EXERCISE INPUT: Begin
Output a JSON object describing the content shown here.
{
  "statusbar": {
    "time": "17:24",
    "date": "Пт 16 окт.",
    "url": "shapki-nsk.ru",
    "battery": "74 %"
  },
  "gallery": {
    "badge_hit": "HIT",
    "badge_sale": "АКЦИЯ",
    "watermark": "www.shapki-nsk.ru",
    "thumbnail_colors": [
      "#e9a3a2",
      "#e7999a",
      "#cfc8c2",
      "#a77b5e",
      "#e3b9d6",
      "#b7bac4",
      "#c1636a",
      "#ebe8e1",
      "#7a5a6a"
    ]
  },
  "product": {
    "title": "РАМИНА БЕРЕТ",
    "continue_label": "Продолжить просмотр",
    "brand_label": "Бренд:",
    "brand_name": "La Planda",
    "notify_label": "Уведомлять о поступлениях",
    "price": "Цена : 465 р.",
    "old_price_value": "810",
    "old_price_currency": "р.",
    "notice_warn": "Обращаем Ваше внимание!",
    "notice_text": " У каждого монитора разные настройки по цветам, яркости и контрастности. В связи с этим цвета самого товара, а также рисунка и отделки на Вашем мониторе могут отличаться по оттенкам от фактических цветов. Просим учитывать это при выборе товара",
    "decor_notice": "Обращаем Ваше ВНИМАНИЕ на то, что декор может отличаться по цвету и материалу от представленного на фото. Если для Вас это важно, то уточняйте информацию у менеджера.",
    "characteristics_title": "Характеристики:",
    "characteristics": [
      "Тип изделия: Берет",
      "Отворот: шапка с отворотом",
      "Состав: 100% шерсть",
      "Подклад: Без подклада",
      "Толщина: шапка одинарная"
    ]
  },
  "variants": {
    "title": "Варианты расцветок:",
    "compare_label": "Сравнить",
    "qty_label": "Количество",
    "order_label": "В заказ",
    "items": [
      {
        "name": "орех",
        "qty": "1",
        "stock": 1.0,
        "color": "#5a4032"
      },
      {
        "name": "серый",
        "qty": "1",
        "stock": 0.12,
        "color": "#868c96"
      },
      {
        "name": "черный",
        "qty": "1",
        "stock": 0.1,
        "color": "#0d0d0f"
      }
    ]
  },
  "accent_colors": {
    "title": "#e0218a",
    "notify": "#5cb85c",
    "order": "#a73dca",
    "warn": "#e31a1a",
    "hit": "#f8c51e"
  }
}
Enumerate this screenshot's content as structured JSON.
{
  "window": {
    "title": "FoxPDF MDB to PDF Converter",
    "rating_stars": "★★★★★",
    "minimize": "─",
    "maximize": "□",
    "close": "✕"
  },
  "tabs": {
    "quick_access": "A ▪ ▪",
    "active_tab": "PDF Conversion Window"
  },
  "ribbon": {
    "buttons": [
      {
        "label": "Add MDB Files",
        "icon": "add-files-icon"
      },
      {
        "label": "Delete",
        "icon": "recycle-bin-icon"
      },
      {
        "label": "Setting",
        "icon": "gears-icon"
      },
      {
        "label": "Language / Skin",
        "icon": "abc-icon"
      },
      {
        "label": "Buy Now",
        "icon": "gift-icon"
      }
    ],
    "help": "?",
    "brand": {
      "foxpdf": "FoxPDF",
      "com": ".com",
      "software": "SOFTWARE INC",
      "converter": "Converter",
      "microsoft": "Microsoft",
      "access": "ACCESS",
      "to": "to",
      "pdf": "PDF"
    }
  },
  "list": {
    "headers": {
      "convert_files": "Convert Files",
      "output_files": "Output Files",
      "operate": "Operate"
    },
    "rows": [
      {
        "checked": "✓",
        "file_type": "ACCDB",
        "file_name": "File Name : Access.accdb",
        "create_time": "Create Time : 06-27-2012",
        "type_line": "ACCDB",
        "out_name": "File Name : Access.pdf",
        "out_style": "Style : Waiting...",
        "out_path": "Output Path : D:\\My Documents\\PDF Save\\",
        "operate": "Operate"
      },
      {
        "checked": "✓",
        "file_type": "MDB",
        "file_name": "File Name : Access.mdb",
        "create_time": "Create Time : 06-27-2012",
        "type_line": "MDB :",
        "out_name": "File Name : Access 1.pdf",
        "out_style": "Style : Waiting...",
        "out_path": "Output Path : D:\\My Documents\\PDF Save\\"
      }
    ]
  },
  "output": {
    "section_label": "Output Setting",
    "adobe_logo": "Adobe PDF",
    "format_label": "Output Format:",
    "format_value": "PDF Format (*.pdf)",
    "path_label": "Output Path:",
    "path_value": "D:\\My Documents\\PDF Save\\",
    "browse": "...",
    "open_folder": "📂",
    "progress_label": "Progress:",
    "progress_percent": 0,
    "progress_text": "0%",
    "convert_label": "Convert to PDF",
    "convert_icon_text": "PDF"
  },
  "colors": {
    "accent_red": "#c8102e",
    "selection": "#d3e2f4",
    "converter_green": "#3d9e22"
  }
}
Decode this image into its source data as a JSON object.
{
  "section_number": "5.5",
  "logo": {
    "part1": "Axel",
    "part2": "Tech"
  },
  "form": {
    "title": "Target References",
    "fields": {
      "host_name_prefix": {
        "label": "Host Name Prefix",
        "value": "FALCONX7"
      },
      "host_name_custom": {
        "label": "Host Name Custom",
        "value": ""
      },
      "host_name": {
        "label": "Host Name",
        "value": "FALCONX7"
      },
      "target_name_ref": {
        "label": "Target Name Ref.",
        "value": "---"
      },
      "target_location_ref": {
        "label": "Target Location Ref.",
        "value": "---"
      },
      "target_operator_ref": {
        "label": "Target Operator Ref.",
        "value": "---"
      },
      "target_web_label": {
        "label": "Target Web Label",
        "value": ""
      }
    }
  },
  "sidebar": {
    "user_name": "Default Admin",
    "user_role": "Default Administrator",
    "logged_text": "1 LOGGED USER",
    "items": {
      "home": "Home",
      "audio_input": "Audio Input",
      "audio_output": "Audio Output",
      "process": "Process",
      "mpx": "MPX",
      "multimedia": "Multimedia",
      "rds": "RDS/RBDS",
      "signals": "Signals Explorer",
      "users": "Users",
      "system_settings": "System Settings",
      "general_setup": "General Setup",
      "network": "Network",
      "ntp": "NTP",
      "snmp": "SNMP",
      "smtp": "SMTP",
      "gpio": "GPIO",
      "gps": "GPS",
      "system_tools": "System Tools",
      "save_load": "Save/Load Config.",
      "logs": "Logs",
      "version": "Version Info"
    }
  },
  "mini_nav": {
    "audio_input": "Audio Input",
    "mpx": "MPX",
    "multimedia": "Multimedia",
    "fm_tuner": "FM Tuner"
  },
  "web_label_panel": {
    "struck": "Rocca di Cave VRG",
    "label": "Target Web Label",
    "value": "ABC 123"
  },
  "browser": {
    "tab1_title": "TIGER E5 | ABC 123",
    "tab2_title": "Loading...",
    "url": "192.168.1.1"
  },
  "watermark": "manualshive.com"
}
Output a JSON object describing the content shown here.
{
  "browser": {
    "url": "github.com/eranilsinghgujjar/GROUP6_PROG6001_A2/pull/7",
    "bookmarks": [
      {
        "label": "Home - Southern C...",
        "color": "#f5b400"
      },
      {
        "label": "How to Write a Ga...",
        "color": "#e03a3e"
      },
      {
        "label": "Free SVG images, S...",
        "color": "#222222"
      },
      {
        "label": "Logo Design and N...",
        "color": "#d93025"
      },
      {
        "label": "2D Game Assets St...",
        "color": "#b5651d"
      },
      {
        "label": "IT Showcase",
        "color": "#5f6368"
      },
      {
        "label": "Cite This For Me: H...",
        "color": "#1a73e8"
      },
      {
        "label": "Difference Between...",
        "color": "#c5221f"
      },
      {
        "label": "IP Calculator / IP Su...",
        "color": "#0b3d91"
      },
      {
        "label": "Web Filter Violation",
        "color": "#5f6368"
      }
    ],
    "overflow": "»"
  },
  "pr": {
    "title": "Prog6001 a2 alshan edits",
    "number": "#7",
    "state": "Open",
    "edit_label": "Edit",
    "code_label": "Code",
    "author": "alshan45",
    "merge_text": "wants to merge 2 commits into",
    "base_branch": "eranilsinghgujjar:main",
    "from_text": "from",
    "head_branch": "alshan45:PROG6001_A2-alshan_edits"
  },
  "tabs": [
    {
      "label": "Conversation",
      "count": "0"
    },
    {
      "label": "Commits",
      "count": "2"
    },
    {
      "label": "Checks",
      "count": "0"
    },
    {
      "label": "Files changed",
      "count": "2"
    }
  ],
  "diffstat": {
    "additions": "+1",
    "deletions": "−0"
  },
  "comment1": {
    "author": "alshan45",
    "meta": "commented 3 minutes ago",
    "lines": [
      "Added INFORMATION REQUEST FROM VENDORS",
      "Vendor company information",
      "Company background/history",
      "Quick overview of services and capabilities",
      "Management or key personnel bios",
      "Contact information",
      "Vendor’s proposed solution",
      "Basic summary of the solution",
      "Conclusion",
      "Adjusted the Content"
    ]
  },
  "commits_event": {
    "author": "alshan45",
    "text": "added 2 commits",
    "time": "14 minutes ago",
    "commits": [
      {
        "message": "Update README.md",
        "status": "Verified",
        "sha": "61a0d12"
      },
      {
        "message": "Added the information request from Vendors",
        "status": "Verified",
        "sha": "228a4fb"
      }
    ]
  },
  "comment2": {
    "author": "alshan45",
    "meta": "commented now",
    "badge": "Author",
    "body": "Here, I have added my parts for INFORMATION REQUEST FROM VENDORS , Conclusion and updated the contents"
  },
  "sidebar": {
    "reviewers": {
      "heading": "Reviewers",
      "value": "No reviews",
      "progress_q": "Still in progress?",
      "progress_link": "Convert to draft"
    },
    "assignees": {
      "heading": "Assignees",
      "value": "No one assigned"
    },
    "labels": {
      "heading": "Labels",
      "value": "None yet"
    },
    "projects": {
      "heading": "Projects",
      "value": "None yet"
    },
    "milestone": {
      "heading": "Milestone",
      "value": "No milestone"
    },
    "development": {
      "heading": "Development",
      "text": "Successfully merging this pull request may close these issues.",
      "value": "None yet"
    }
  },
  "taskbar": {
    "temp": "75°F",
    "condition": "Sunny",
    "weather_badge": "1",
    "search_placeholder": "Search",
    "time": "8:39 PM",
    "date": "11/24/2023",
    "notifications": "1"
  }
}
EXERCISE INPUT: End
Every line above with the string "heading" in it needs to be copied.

      "heading": "Reviewers",
      "heading": "Assignees",
      "heading": "Labels",
      "heading": "Projects",
      "heading": "Milestone",
      "heading": "Development",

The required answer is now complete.